- To do -
Could you return each line from the one bearing "Decode this image" through the last line of the entries, exactly as it stands, with no pictures?

[Entries from a dataset of interfaces]
________________________

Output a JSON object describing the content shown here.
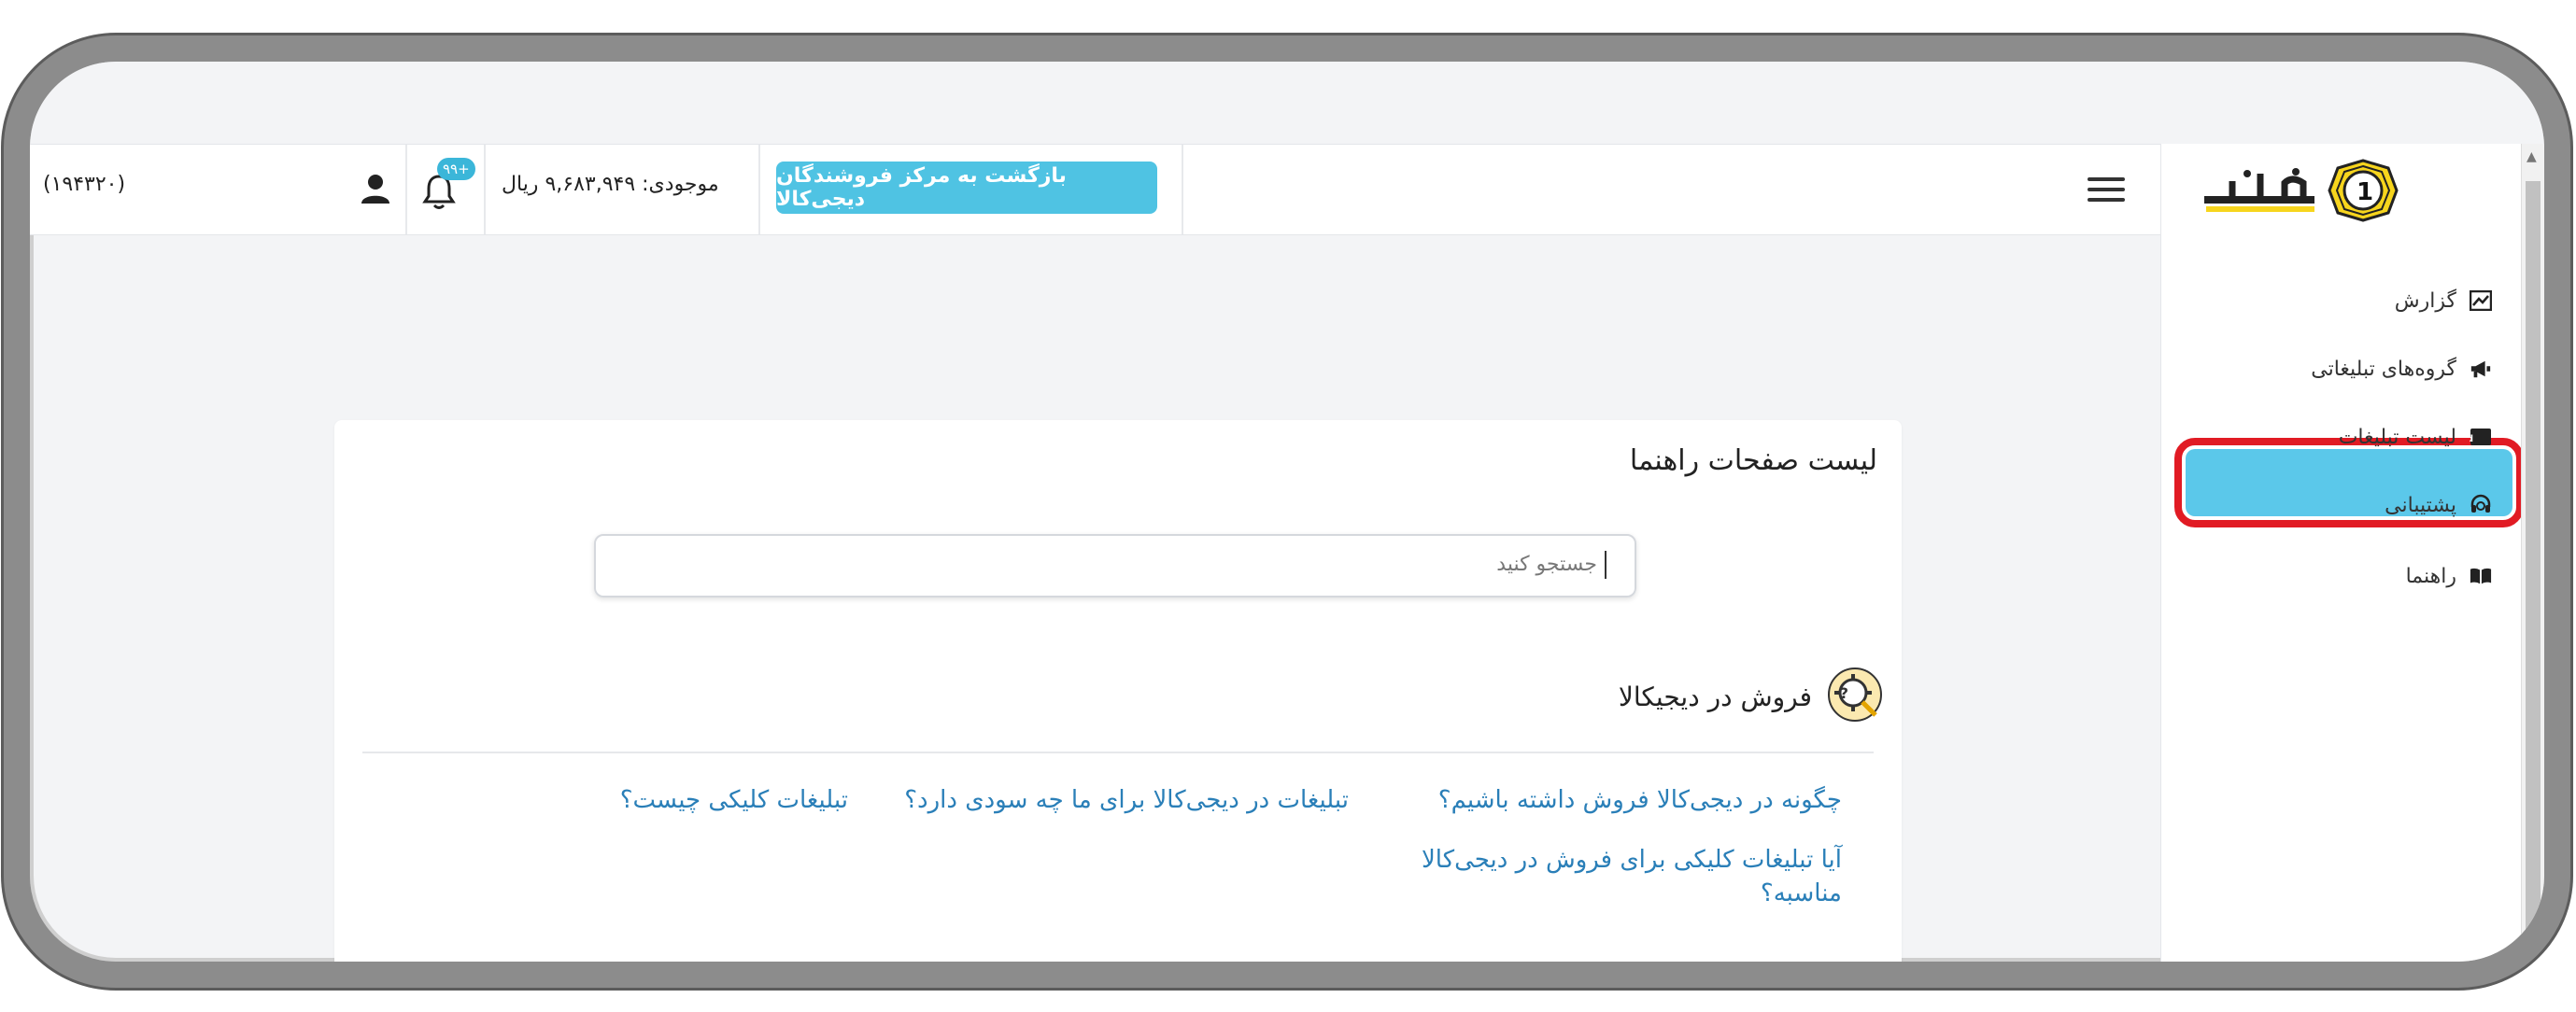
{
  "header": {
    "code": "(۱۹۴۳۲۰)",
    "notification_badge": "۹۹+",
    "balance": "موجودی: ۹,۶۸۳,۹۴۹ ریال",
    "back_button": "بازگشت به مرکز فروشندگان دیجی‌کالا"
  },
  "sidebar": {
    "items": [
      {
        "label": "گزارش",
        "icon": "chart-icon"
      },
      {
        "label": "گروه‌های تبلیغاتی",
        "icon": "megaphone-icon"
      },
      {
        "label": "لیست تبلیغات",
        "icon": "ad-icon"
      },
      {
        "label": "پشتیبانی",
        "icon": "headset-icon"
      },
      {
        "label": "راهنما",
        "icon": "book-icon",
        "active": true
      }
    ]
  },
  "main": {
    "title": "لیست صفحات راهنما",
    "search_placeholder": "جستجو کنید",
    "section_title": "فروش در دیجیکالا",
    "links": [
      "چگونه در دیجی‌کالا فروش داشته باشیم؟",
      "تبلیغات در دیجی‌کالا برای ما چه سودی دارد؟",
      "تبلیغات کلیکی چیست؟",
      "آیا تبلیغات کلیکی برای فروش در دیجی‌کالا",
      "مناسبه؟"
    ]
  },
  "colors": {
    "accent": "#4fc3e3",
    "highlight": "#e11b24",
    "link": "#2a7fb8"
  }
}
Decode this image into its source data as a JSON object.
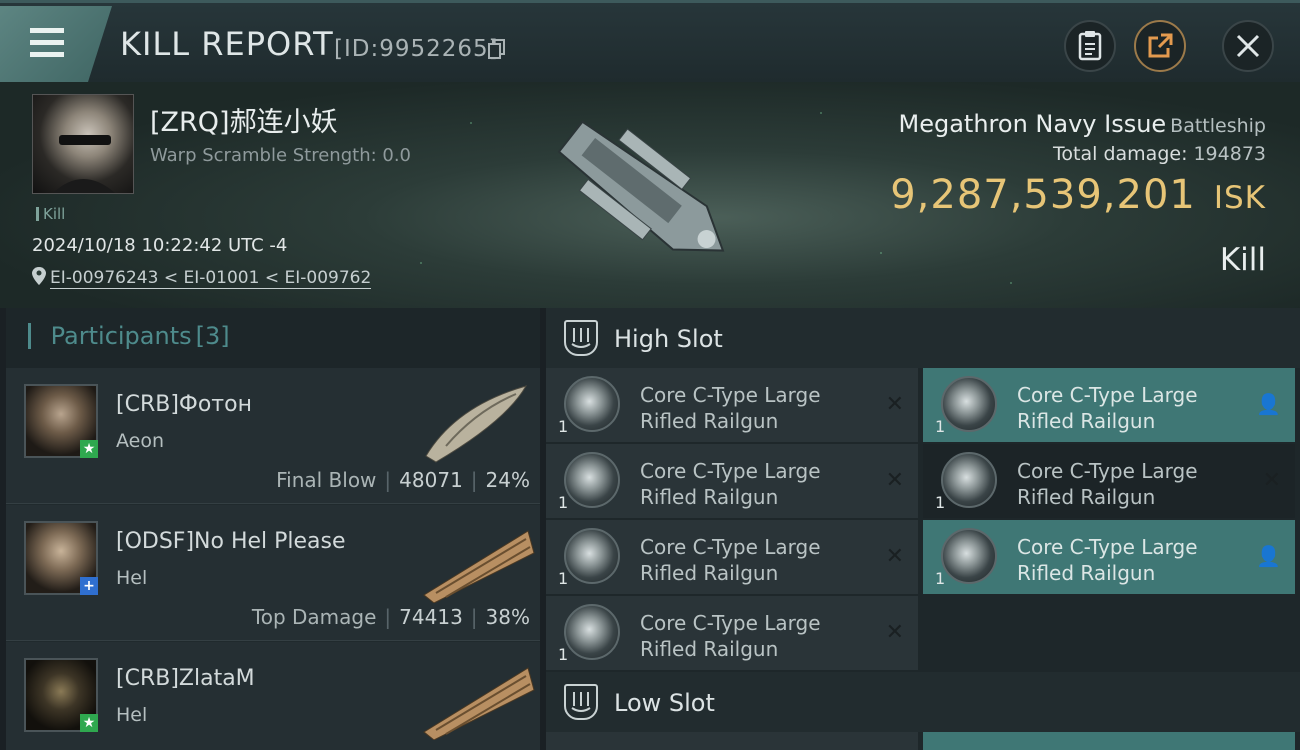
{
  "header": {
    "title": "KILL REPORT",
    "report_id": "[ID:9952265]",
    "icons": [
      "menu-icon",
      "copy-icon",
      "clipboard-icon",
      "share-icon",
      "close-icon"
    ]
  },
  "victim": {
    "name": "[ZRQ]郝连小妖",
    "warp": "Warp Scramble Strength: 0.0",
    "tag": "Kill",
    "datetime": "2024/10/18 10:22:42 UTC -4",
    "location": "EI-00976243 < EI-01001 < EI-009762",
    "ship_name": "Megathron Navy Issue",
    "ship_class": "Battleship",
    "total_damage_label": "Total damage:",
    "total_damage": "194873",
    "isk_value": "9,287,539,201",
    "isk_unit": "ISK",
    "result": "Kill"
  },
  "participants": {
    "label": "Participants",
    "count": "[3]",
    "rows": [
      {
        "name": "[CRB]Фотон",
        "ship": "Aeon",
        "role": "Final Blow",
        "damage": "48071",
        "pct": "24%",
        "badge": "★"
      },
      {
        "name": "[ODSF]No Hel Please",
        "ship": "Hel",
        "role": "Top Damage",
        "damage": "74413",
        "pct": "38%",
        "badge": "+"
      },
      {
        "name": "[CRB]ZlataM",
        "ship": "Hel",
        "role": "",
        "damage": "",
        "pct": "",
        "badge": "★"
      }
    ]
  },
  "slots": {
    "high_title": "High Slot",
    "low_title": "Low Slot",
    "module_line1": "Core C-Type Large",
    "module_line2": "Rifled Railgun",
    "qty": "1"
  },
  "colors": {
    "accent": "#4e8b8c",
    "isk": "#e7c577",
    "active_slot": "#3f7775"
  }
}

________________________

- Output of the exercise -
Decode this image into its source data as a JSON object.
{
  "header": {
    "title": "KILL REPORT",
    "report_id": "[ID:9952265]",
    "icons": [
      "menu-icon",
      "copy-icon",
      "clipboard-icon",
      "share-icon",
      "close-icon"
    ]
  },
  "victim": {
    "name": "[ZRQ]郝连小妖",
    "warp": "Warp Scramble Strength: 0.0",
    "tag": "Kill",
    "datetime": "2024/10/18 10:22:42 UTC -4",
    "location": "EI-00976243 < EI-01001 < EI-009762",
    "ship_name": "Megathron Navy Issue",
    "ship_class": "Battleship",
    "total_damage_label": "Total damage:",
    "total_damage": "194873",
    "isk_value": "9,287,539,201",
    "isk_unit": "ISK",
    "result": "Kill"
  },
  "participants": {
    "label": "Participants",
    "count": "[3]",
    "rows": [
      {
        "name": "[CRB]Фотон",
        "ship": "Aeon",
        "role": "Final Blow",
        "damage": "48071",
        "pct": "24%",
        "badge": "★"
      },
      {
        "name": "[ODSF]No Hel Please",
        "ship": "Hel",
        "role": "Top Damage",
        "damage": "74413",
        "pct": "38%",
        "badge": "+"
      },
      {
        "name": "[CRB]ZlataM",
        "ship": "Hel",
        "role": "",
        "damage": "",
        "pct": "",
        "badge": "★"
      }
    ]
  },
  "slots": {
    "high_title": "High Slot",
    "low_title": "Low Slot",
    "module_line1": "Core C-Type Large",
    "module_line2": "Rifled Railgun",
    "qty": "1"
  },
  "colors": {
    "accent": "#4e8b8c",
    "isk": "#e7c577",
    "active_slot": "#3f7775"
  }
}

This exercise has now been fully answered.